In 'da House | Issue 17

In 'da House | Issue 17

Keeping it Scarfie

I spent some quality time in Dunedin last week.

After screening ‘Inside Child Poverty’ to a small but dedicated audience at Clubs and Socs (kudos to those who voluntarily chose to spend their Friday night with me in the Evison Lounge), I hung around for the weekend to revisit some old haunts: Poppa’s Pizza, the farmers’ market, Inch Bar, and Crusty Corner (for some reason, all my best Dunedin memories are food- and drink-related).

Of course, I pored over Critic for signs that it had gone downhill since “my day”, but was forced to conclude that the puns in the headlines were just as bad, the slightly superior editorial voice (no doubt masking some crippling insecurity) was intact, and my 2012 counterpart had even featured on Close Up, for a much better reason than me.

I may have presided over Critic’s most infamous scandal and had an issue banned, but I never made the cover of Newsweek. Like, actually made it. Congrats team.

The only gripe from my sojourn in the deep south is reserved for OUSA. What the heck is up with trying to derail NZUSA’s support of the Keep Our Assets campaign?

I know students’ associations haven’t always been the most relevant, but getting behind this campaign is a perfect opportunity for students’ associations to be more relevant, not less.

Not only do are asset sales opposed by the majority of New Zealanders, they will have a disproportionate impact on younger generations (i.e. the majority of students’ association members), so it’s an easy cause to excite young people about. When I’ve been out collecting signatures, almost every person under 30 I’ve approached has signed the petition.

What’s more, collecting signatures offers a unique opportunity to connect one-on-one with students. Every signature means a personal interaction with someone. If OUSA went collecting on campus, that’s thousands of opportunities to introduce people to OUSA.

In the VSM era, that’s gold.

OUSA’s decision to remain “neutral” on asset sales is a missed opportunity, but the call to use this “neutrality” to undermine NZUSA’s membership of the organising coalition is worse.

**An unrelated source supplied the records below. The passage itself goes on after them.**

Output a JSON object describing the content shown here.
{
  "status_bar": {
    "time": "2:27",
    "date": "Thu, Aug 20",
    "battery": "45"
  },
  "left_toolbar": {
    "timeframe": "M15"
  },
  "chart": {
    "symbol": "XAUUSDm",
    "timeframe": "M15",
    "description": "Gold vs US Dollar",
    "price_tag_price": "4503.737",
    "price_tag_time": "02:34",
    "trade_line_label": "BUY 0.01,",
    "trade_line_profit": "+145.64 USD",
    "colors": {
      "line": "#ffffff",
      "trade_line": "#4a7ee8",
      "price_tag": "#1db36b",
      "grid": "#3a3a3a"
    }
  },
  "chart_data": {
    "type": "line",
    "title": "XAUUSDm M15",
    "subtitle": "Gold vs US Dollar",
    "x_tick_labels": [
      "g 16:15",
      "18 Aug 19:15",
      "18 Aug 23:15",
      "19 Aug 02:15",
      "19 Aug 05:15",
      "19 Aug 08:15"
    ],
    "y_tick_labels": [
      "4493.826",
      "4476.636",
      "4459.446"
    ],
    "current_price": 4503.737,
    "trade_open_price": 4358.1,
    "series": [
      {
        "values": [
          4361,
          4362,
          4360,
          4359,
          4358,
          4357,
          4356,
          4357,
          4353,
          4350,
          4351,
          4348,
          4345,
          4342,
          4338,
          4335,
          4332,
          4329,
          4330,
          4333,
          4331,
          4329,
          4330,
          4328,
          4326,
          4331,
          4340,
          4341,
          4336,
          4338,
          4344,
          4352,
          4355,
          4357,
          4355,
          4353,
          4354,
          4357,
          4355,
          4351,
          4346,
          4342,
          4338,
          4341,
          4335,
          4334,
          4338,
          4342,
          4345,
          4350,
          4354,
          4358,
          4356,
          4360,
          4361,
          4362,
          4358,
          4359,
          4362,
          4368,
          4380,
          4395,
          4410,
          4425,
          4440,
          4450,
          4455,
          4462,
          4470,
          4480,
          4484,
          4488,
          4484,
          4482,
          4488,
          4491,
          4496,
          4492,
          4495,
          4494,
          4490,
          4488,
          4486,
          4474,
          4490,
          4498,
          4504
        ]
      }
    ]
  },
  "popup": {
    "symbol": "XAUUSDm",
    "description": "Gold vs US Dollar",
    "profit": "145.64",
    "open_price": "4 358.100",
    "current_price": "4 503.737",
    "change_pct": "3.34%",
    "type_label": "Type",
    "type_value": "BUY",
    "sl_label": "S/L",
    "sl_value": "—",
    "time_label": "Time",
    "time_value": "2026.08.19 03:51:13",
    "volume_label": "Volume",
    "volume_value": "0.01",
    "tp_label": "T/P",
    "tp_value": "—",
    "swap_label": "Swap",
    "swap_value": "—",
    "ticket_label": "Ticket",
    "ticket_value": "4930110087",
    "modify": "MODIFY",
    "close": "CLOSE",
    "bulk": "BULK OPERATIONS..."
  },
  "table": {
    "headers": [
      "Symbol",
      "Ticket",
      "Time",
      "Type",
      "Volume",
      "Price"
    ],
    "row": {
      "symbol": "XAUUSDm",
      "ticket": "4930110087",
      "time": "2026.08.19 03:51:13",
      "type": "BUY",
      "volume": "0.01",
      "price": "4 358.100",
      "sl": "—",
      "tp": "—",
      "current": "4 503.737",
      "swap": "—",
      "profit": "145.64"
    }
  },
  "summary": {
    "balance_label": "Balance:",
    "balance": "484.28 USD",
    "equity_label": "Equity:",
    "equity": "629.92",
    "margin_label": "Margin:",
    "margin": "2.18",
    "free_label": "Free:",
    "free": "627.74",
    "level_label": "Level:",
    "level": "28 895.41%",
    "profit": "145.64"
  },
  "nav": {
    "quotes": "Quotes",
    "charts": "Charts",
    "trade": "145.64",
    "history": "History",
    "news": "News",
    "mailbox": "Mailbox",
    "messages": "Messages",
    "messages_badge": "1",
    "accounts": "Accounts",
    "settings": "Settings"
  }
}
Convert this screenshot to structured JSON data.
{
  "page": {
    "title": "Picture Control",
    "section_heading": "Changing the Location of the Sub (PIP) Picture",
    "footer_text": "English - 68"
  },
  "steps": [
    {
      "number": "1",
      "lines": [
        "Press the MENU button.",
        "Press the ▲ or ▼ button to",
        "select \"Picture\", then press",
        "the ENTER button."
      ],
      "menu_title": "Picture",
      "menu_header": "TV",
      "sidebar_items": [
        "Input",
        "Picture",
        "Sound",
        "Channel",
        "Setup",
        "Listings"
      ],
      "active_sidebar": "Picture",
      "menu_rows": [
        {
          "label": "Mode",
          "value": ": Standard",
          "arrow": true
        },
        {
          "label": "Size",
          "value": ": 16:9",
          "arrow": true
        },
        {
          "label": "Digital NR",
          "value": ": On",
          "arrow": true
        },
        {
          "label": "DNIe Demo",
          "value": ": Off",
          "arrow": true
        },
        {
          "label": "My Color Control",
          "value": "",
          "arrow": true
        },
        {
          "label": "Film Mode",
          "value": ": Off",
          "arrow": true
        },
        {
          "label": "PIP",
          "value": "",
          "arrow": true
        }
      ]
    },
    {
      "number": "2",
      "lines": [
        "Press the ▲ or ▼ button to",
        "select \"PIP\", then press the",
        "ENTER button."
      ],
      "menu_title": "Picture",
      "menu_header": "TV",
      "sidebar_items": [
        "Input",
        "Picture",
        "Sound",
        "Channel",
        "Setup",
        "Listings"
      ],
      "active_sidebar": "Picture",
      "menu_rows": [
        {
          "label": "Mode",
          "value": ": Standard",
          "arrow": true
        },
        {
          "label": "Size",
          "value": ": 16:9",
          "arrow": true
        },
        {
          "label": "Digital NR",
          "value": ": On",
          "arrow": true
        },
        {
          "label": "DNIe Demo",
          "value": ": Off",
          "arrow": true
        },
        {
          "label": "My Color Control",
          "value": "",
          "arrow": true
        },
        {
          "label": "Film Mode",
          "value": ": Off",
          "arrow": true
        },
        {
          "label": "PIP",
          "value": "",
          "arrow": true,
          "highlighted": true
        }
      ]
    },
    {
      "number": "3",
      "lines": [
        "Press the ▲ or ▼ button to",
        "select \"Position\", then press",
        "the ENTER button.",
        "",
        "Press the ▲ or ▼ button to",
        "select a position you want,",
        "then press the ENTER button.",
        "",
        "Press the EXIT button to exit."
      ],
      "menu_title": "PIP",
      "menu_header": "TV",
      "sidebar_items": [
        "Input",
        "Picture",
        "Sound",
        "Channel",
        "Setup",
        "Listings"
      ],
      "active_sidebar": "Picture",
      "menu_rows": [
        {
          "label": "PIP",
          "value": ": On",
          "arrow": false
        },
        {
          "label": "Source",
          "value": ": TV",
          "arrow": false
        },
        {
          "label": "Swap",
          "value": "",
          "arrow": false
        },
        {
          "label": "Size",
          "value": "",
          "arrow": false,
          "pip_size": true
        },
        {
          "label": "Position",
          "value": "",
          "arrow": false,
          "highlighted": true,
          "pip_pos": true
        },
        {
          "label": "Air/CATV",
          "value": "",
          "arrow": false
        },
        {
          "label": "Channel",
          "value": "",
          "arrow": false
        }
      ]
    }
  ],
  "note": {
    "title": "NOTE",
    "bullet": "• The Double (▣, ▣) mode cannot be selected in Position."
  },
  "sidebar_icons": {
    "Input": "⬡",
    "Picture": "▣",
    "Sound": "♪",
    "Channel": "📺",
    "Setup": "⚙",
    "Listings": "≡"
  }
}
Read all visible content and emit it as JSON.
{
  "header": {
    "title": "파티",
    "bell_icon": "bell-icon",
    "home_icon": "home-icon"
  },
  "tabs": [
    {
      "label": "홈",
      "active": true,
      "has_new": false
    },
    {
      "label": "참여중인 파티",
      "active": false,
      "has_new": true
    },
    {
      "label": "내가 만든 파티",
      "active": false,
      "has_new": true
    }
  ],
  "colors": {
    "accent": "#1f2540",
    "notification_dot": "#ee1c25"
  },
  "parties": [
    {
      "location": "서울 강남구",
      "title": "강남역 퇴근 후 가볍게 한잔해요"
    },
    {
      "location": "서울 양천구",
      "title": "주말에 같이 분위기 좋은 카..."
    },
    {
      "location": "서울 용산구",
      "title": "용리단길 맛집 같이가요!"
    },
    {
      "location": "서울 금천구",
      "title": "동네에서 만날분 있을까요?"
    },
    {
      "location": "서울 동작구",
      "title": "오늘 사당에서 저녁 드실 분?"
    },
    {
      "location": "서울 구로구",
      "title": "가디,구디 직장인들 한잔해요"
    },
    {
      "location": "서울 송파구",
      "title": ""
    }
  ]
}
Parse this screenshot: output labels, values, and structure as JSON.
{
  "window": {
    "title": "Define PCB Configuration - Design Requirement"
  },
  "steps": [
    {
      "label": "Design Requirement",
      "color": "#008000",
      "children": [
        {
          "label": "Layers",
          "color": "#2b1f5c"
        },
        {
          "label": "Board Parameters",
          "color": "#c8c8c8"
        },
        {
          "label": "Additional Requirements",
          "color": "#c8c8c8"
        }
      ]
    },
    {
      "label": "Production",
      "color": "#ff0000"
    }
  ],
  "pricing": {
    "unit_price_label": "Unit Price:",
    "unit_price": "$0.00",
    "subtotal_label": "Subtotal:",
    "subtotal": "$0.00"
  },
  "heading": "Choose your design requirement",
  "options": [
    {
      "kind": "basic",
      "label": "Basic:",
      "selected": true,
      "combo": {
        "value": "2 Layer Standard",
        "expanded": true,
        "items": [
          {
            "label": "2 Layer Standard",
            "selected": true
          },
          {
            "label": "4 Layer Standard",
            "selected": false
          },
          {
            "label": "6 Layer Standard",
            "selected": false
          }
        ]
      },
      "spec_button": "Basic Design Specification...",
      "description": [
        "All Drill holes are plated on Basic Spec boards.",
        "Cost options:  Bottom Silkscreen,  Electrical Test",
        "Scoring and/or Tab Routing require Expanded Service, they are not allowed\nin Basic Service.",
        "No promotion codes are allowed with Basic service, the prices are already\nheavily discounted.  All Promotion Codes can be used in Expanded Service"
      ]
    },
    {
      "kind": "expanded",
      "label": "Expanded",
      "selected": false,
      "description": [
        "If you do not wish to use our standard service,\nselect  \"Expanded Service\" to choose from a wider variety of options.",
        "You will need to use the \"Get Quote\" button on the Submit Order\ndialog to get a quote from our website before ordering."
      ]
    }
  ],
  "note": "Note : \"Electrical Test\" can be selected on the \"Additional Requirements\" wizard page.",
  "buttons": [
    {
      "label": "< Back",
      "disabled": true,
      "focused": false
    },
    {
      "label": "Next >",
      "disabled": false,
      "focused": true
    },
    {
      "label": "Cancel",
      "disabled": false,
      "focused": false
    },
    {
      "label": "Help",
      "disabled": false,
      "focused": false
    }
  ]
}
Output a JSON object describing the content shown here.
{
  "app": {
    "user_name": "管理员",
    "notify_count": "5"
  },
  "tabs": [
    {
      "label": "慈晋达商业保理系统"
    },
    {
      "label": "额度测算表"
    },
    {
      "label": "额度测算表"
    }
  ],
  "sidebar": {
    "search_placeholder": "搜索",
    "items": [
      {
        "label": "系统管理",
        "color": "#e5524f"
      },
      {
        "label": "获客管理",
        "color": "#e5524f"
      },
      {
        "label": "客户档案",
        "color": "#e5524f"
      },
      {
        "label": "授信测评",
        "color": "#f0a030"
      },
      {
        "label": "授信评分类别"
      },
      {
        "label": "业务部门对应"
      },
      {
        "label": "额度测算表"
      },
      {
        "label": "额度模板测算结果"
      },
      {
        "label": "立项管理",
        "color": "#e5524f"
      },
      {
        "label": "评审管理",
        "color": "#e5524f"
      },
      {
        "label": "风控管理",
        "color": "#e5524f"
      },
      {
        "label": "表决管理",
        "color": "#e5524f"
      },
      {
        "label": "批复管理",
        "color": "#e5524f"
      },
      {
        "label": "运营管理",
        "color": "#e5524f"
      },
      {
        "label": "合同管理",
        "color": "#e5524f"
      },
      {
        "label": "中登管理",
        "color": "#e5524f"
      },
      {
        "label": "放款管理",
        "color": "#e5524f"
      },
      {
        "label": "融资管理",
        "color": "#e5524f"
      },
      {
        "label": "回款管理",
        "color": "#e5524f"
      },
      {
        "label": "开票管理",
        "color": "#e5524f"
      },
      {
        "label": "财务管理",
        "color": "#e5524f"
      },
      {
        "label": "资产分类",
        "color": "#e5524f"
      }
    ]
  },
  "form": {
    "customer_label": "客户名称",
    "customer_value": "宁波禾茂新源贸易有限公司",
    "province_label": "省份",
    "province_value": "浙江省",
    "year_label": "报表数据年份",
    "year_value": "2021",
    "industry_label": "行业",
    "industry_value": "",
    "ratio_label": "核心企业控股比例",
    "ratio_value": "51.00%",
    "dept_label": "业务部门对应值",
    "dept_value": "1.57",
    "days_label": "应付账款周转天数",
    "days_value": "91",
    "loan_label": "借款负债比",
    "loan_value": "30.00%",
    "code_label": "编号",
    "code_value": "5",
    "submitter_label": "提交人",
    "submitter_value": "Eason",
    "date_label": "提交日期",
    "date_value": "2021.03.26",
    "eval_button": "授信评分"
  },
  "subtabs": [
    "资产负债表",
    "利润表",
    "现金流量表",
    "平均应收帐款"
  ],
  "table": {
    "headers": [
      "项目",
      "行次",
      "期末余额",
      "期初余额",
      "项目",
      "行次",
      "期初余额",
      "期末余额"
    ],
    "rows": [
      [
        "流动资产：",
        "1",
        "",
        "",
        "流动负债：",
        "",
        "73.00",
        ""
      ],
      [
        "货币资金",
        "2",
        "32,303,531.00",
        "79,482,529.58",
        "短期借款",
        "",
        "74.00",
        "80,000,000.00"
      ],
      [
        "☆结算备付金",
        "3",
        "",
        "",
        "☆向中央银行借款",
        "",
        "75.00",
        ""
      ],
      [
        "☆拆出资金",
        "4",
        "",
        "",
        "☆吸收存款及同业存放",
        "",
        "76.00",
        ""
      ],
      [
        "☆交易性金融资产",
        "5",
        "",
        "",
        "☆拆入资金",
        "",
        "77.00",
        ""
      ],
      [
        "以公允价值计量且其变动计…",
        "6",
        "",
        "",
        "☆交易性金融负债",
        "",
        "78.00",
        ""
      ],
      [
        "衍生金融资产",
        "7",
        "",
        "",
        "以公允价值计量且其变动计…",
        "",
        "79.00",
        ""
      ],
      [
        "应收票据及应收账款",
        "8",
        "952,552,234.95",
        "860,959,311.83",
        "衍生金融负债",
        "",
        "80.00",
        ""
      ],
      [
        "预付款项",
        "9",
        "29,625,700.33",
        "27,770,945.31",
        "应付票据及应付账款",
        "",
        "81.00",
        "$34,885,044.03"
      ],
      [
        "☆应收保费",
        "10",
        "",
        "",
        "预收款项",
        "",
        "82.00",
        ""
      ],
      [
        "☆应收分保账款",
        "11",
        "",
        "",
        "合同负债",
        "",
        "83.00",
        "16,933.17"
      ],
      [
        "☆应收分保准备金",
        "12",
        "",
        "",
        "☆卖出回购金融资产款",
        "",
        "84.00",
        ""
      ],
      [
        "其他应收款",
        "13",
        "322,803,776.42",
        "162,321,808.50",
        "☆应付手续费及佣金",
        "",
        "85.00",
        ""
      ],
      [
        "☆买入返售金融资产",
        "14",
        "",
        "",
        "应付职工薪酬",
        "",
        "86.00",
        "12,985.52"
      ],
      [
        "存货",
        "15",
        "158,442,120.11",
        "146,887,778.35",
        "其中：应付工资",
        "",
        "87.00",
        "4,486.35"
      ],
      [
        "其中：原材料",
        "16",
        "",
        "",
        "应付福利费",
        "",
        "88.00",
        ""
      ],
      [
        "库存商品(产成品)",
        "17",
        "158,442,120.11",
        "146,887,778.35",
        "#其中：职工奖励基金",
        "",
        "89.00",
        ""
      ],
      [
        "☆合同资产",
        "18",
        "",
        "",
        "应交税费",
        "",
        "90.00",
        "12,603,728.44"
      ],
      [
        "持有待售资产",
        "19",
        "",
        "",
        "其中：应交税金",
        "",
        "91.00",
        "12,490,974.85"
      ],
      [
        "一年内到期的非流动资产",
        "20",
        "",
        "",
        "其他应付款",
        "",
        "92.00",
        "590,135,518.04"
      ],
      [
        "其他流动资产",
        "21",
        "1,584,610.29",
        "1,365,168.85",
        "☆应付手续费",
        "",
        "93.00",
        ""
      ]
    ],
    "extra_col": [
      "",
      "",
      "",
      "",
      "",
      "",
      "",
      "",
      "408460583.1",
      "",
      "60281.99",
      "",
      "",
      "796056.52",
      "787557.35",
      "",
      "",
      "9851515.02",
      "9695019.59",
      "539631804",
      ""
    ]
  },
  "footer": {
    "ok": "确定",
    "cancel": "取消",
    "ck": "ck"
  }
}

Involvement in a campaign for a referendum that will succeed (we’re on track to collect the required signatures in record time) would portray students in a positive light, and help dispel the same old negative tropes that pigeonhole them in the eyes of mainstream New Zealand.

Instead, NZUSA’s involvement in the campaign is wavering, thanks to a weird and short-sighted stance by OUSA. It’s a wasted opportunity and a great shame. Time for a rethink!
This article first appeared in Issue 17, 2012.
Posted 11:08am Sunday 22nd July 2012 by Holly Walker.